Color Diamond Clarity Scale.
||Flawless: No inclusions under 10x. A stone that is completely flawless. This is an extremely rare find.
||Internally Flawless: No internal imperfections. A stone that has no internal flaws at all but does have surface flaws. Also, an extremely rare find.
||Very Very Slightly Included: A stone with very minute internal inclusions that are extremely difficult to see under a 10X magnification.
||Very Slightly Included: A stone with very minor internal inclusions that range from difficult to somehwat easy see under a 10X magnification.
||Slightly Included: A stone that has imperfections visible under X10 magnification and may be visible with the unaided eye.
||Included: A stone that has significant inclusions most often visible with the naked eye. Inclusions of this level drastically bring down the diamonds value.
Clarity In Color Diamonds
In a colorless diamond, clarity is a very important measurement to scale. However, diamond clarity does not play as much of an important role in fancy colored diamonds as it does in colorless stones. When purchasing a fancy colored diamond, the color and intensity are far more important than the clarity of the diamond itself.
Types of Imperfections
Diamonds are the strongest element known to man today. Still, they are mined after having traveled to accessible depths through volcanic eruptions, and having been created in unimaginable conditions deep below the surface of the earth. Therefore, it is needless to say that various imperfections within the stones can occur.

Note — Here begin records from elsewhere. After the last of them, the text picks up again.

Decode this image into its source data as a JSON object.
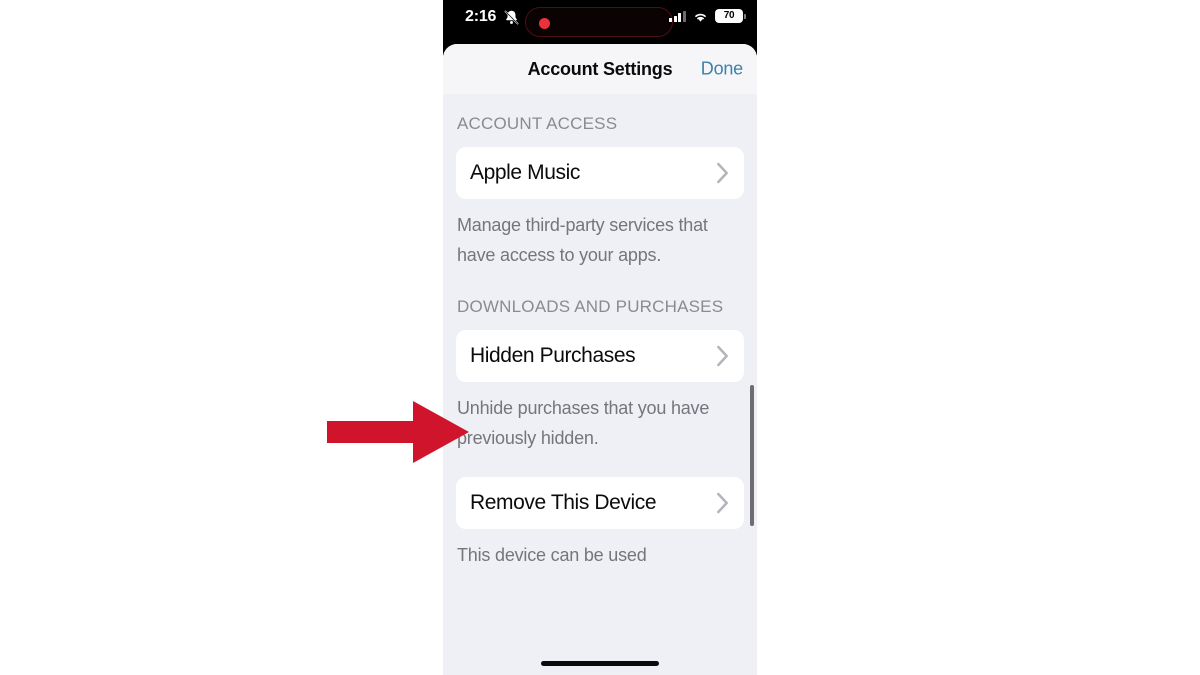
{
  "status_bar": {
    "time": "2:16",
    "silent_icon": "bell-slash-icon",
    "recording_indicator": "record-dot-icon",
    "cellular_icon": "cellular-signal-icon",
    "wifi_icon": "wifi-icon",
    "battery_level": "70"
  },
  "sheet": {
    "title": "Account Settings",
    "done_label": "Done",
    "done_color": "#3e81a9"
  },
  "sections": [
    {
      "header": "ACCOUNT ACCESS",
      "row_label": "Apple Music",
      "footnote": "Manage third-party services that have access to your apps."
    },
    {
      "header": "DOWNLOADS AND PURCHASES",
      "row_label": "Hidden Purchases",
      "footnote": "Unhide purchases that you have previously hidden."
    },
    {
      "header": "",
      "row_label": "Remove This Device",
      "footnote": "This device can be used"
    }
  ],
  "annotation": {
    "name": "red-arrow",
    "points_at": "Hidden Purchases",
    "color": "#d0142c"
  }
}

The inclusions that are found are broken down to two categories, 'Internal' inclusions and 'External' inclusions. All diamonds have inclusions, only depending on the type, the size, and where in the stones they are located they might not necessarily affect the appearance of the stone.

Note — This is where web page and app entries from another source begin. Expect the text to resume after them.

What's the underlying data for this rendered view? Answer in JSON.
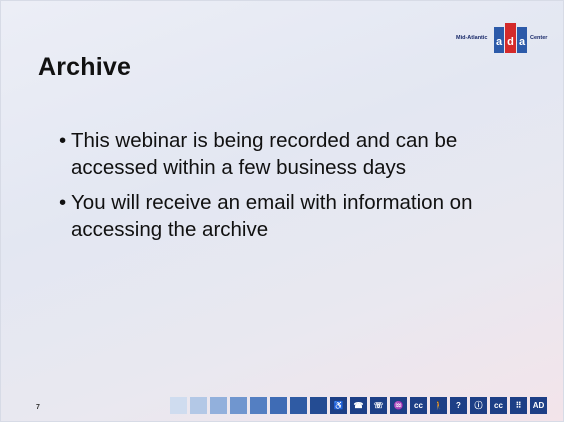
{
  "slide": {
    "title": "Archive",
    "page_number": "7",
    "bullets": [
      "This webinar is being recorded and can be accessed within a few business days",
      "You will receive an email with information on accessing the archive"
    ]
  },
  "logo": {
    "left_text": "Mid-Atlantic",
    "mark_text": "ada",
    "right_text": "Center"
  },
  "strip": {
    "squares": [
      "#cfdcef",
      "#b3c8e6",
      "#92b0dc",
      "#7096cf",
      "#547fc2",
      "#3f6cb5",
      "#2f5ba4",
      "#244c93"
    ],
    "icons": [
      "wheelchair-icon",
      "tty-icon",
      "phone-volume-icon",
      "assistive-listening-icon",
      "closed-caption-icon",
      "walking-cane-icon",
      "hearing-icon",
      "information-icon",
      "cc-icon",
      "braille-icon",
      "audio-description-icon"
    ],
    "icon_glyphs": [
      "♿",
      "☎",
      "☏",
      "♒",
      "cc",
      "🚶",
      "?",
      "ⓘ",
      "cc",
      "⠿",
      "AD"
    ]
  }
}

Left: 0.35ct Fancy Purplish Red Heart (External Inclusion).
Right: 2.28ct Fancy Orangy Brown Round SI2 (Internal Inclusion).
The inclusions found in the stones are noted in the GIA certificate, with both text and images that specify where the imperfections are found.
Diamond Inclusions Noted On The GIA Certificate.
The Effect of Imperfections
A stone with an SI2 inclusion grade can sometimes appear 'eye clean' even though its monetary value is significantly lowered. That means it might cost a lot less for the stone even though the diamond is still bursting with life. There is so much more than just the clarity grade that can affect the appearance or the value of the stone and it is therefore extremely important to inspect each and every stone you consider purchasing.
Improving The Overall Clarity
Throughout the years, several professionals have perfected their ability to naturally improve the clarity of their diamonds. One, who knows exactly what he is doing, can actually polish away an external blemish. However, much care must be taken when changes like this are made, since the size, the weight, and sometimes even the shape of the stone can be changed. Also, putting a stone back on the polishing wheel is always a risk.
There are firms that specifically look to purchase stones that look like it can be naturally modified, and with their outstanding polishing skills, they can improve the overall clarity of the stones.
Below are images of a Fancy Yellow, Pear-shaped diamond that was modified. The stone was originally an 11.24ct, Fancy Yellow Diamond with an SI2 clarity grade. The stone was corrected to a 10.79ct, Fancy Yellow Diamond with an IF clarity grade.
Left: 11.24ct, Fancy Yellow, SI2.
Right: 10.79ct, Fancy Yellow, IF.
Artificial Clarity Enhancement
There are also various forms of artificial enhancements one can do on a stone in order to enhance its clarity or color such as "Laser Drilling" (Keduach Meyuchad) and "Fracture Filling." Any artificial enhancements are of course legitimate, only it absolutely must be made aware to the ones purchasing the stones beforehand.
It is important to remember that in reference to diamonds, 'perfection' is a relative term. With sufficient magnification, inclusions will be revealed in almost any diamond found.
Needless to say, each diamond still needs to be assessed by a professional as not to accidentally overlook any detrimental imperfections.